URBANA — Over the years, there has been a growing demand for organic-based fertilizers to use in the garden and landscaping. There are of course ways to manufacture these organic fertilizers, but what if we could use a byproduct of the manufacture of a different product? It is an efficient use of our natural resources and perhaps even creates a sustainable source.
“This has given rise to many different types of organic fertilizers appearing on the market that are the “leftovers” of some other type of industry,” says Chris Enroth, University of Illinois Extension horticulture educator.
For instance, corn gluten meal is an organic fertilizer that is a byproduct of the corn milling industry. Milorganite is a hybridized trade name of an organic fertilizer. “Mil” means Milwaukee, “orga” shortened from organic, and “nite” for nitrogen. Though I was originally taught “nite” came from the term “night soil” which is human waste. Milorganite fertilizer is made of biosolids from treated sewer sludge from the Milwaukee Metropolitan Sewerage District.
And then there is fish emulsion. Fish emulsion is the leftover liquid from the fish meal and fish oil industry.
To get a picture of fish emulsion think back to or look up the Saturday Night Live video of Dan Aykroyd hawking his Super Bass-o-Matic ‘76. With the help of a blender, some water, and a dead fish, Aykroyd made a fish emulsion.
“Of course, some other items go into processing fish emulsion, like straining out solid pieces and adjusting the pH so the product doesn’t spoil in the container, but it is for the most part liquified fish,” Enroth says.
There are many unverified claims on the magic of fish emulsion. Some will say to soak seeds in this product for better germination rates. Initial studies show this not to be true. Others note to use this as a foliar spray for plants to absorb nutrients directly into their leaf tissue for big yields. Again, studies of sweet peppers show no difference in yield when using fish emulsion foliar sprays.
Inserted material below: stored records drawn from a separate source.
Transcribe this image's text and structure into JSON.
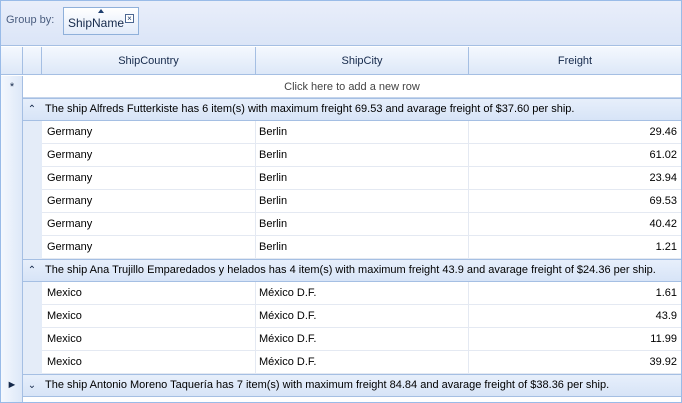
{
  "group_panel": {
    "label": "Group by:",
    "chip": {
      "name": "ShipName",
      "sort": "ascending",
      "close_icon": "close-icon"
    }
  },
  "columns": [
    "ShipCountry",
    "ShipCity",
    "Freight"
  ],
  "new_row_text": "Click here to add a new row",
  "new_row_indicator": "*",
  "current_row_indicator": "►",
  "groups": [
    {
      "expanded": true,
      "summary": "The ship Alfreds Futterkiste has 6 item(s) with maximum freight 69.53 and avarage freight of $37.60 per ship.",
      "rows": [
        {
          "country": "Germany",
          "city": "Berlin",
          "freight": "29.46"
        },
        {
          "country": "Germany",
          "city": "Berlin",
          "freight": "61.02"
        },
        {
          "country": "Germany",
          "city": "Berlin",
          "freight": "23.94"
        },
        {
          "country": "Germany",
          "city": "Berlin",
          "freight": "69.53"
        },
        {
          "country": "Germany",
          "city": "Berlin",
          "freight": "40.42"
        },
        {
          "country": "Germany",
          "city": "Berlin",
          "freight": "1.21"
        }
      ]
    },
    {
      "expanded": true,
      "summary": "The ship Ana Trujillo Emparedados y helados has 4 item(s) with maximum freight 43.9 and avarage freight of $24.36 per ship.",
      "rows": [
        {
          "country": "Mexico",
          "city": "México D.F.",
          "freight": "1.61"
        },
        {
          "country": "Mexico",
          "city": "México D.F.",
          "freight": "43.9"
        },
        {
          "country": "Mexico",
          "city": "México D.F.",
          "freight": "11.99"
        },
        {
          "country": "Mexico",
          "city": "México D.F.",
          "freight": "39.92"
        }
      ]
    },
    {
      "expanded": false,
      "current": true,
      "summary": "The ship Antonio Moreno Taquería has 7 item(s) with maximum freight 84.84 and avarage freight of $38.36 per ship.",
      "rows": []
    }
  ]
}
Fish emulsion has been shown to be effective as a fertilizer. While nutrient ratios may vary, a typical fish emulsion may have nitrogen (N), phosphorus (P), and potassium (K) rates of 2-4-1 and the micronutrients calcium, magnesium, sulfur, chlorine, and sodium.
A possible benefit of fish emulsion, and many of the organic-based fertilizers, is that they offer protein to feed our soil microorganisms, which may help to build a more robust soil food web resulting in improved plant health for the long term.
Then, there is the issue of the odor.
“A liquid fish emulsion smells, well like blended up fish,” Enroth says. “I now avoid using it on houseplants, after applying it once and booting the plants outside after a day of playing the game ‘Find the Smell!’”
Outdoors the odor is of little consequence. However, the raccoons took a very keen interest in why I was hiding dead fish in my outside containers and proceeded to dig in each pot on my patio. While this is not established research, over time several people have called the Illinois Extension office about raccoons digging in pots. After investigation, there does seem to be a trend of fish emulsion fertilizer use and mischievous raccoons.
University of Illinois Extension
This article originally appeared on Pontiac Daily Leader: Scale up your garden’s health with fish emulsion fertilizer